──────── Input

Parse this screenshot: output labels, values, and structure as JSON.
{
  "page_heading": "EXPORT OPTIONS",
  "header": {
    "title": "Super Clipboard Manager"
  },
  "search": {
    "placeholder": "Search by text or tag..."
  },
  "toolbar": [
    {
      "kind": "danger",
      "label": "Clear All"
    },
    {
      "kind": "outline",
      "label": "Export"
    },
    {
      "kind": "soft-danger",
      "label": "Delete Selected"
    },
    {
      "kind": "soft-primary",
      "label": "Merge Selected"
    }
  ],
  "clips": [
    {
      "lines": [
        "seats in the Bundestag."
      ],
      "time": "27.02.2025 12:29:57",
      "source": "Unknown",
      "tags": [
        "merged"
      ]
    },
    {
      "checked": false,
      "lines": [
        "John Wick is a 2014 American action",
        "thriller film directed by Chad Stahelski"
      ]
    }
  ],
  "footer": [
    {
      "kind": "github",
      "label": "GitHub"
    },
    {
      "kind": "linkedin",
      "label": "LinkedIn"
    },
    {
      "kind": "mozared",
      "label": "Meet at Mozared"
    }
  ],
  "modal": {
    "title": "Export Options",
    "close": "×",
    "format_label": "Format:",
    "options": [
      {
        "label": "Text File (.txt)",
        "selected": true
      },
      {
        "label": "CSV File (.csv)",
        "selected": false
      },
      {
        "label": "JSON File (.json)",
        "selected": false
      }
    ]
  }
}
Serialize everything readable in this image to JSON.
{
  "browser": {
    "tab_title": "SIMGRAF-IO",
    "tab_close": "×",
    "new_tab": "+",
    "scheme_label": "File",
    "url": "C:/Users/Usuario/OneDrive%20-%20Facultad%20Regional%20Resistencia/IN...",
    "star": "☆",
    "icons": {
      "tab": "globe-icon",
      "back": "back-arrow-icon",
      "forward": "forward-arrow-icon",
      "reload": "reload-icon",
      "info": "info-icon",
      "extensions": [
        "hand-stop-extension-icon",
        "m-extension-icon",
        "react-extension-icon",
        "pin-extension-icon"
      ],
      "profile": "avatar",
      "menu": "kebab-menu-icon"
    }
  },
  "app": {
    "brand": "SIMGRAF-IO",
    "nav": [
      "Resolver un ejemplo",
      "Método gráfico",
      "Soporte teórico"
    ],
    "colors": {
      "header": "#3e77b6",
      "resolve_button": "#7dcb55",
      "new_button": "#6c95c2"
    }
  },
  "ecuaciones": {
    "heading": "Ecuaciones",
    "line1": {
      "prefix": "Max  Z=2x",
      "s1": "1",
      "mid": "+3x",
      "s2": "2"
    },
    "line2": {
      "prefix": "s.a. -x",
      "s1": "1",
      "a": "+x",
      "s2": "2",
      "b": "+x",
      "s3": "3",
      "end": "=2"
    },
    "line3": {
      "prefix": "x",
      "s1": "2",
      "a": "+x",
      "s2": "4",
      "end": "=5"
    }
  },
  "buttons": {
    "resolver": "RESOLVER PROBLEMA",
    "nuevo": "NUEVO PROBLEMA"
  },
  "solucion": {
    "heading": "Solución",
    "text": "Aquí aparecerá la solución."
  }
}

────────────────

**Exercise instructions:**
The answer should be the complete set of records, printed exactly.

**Exercise answer:**
Parse this screenshot: output labels, values, and structure as JSON.
{
  "page_heading": "EXPORT OPTIONS",
  "header": {
    "title": "Super Clipboard Manager"
  },
  "search": {
    "placeholder": "Search by text or tag..."
  },
  "toolbar": [
    {
      "kind": "danger",
      "label": "Clear All"
    },
    {
      "kind": "outline",
      "label": "Export"
    },
    {
      "kind": "soft-danger",
      "label": "Delete Selected"
    },
    {
      "kind": "soft-primary",
      "label": "Merge Selected"
    }
  ],
  "clips": [
    {
      "lines": [
        "seats in the Bundestag."
      ],
      "time": "27.02.2025 12:29:57",
      "source": "Unknown",
      "tags": [
        "merged"
      ]
    },
    {
      "checked": false,
      "lines": [
        "John Wick is a 2014 American action",
        "thriller film directed by Chad Stahelski"
      ]
    }
  ],
  "footer": [
    {
      "kind": "github",
      "label": "GitHub"
    },
    {
      "kind": "linkedin",
      "label": "LinkedIn"
    },
    {
      "kind": "mozared",
      "label": "Meet at Mozared"
    }
  ],
  "modal": {
    "title": "Export Options",
    "close": "×",
    "format_label": "Format:",
    "options": [
      {
        "label": "Text File (.txt)",
        "selected": true
      },
      {
        "label": "CSV File (.csv)",
        "selected": false
      },
      {
        "label": "JSON File (.json)",
        "selected": false
      }
    ]
  }
}
Serialize everything readable in this image to JSON.
{
  "browser": {
    "tab_title": "SIMGRAF-IO",
    "tab_close": "×",
    "new_tab": "+",
    "scheme_label": "File",
    "url": "C:/Users/Usuario/OneDrive%20-%20Facultad%20Regional%20Resistencia/IN...",
    "star": "☆",
    "icons": {
      "tab": "globe-icon",
      "back": "back-arrow-icon",
      "forward": "forward-arrow-icon",
      "reload": "reload-icon",
      "info": "info-icon",
      "extensions": [
        "hand-stop-extension-icon",
        "m-extension-icon",
        "react-extension-icon",
        "pin-extension-icon"
      ],
      "profile": "avatar",
      "menu": "kebab-menu-icon"
    }
  },
  "app": {
    "brand": "SIMGRAF-IO",
    "nav": [
      "Resolver un ejemplo",
      "Método gráfico",
      "Soporte teórico"
    ],
    "colors": {
      "header": "#3e77b6",
      "resolve_button": "#7dcb55",
      "new_button": "#6c95c2"
    }
  },
  "ecuaciones": {
    "heading": "Ecuaciones",
    "line1": {
      "prefix": "Max  Z=2x",
      "s1": "1",
      "mid": "+3x",
      "s2": "2"
    },
    "line2": {
      "prefix": "s.a. -x",
      "s1": "1",
      "a": "+x",
      "s2": "2",
      "b": "+x",
      "s3": "3",
      "end": "=2"
    },
    "line3": {
      "prefix": "x",
      "s1": "2",
      "a": "+x",
      "s2": "4",
      "end": "=5"
    }
  },
  "buttons": {
    "resolver": "RESOLVER PROBLEMA",
    "nuevo": "NUEVO PROBLEMA"
  },
  "solucion": {
    "heading": "Solución",
    "text": "Aquí aparecerá la solución."
  }
}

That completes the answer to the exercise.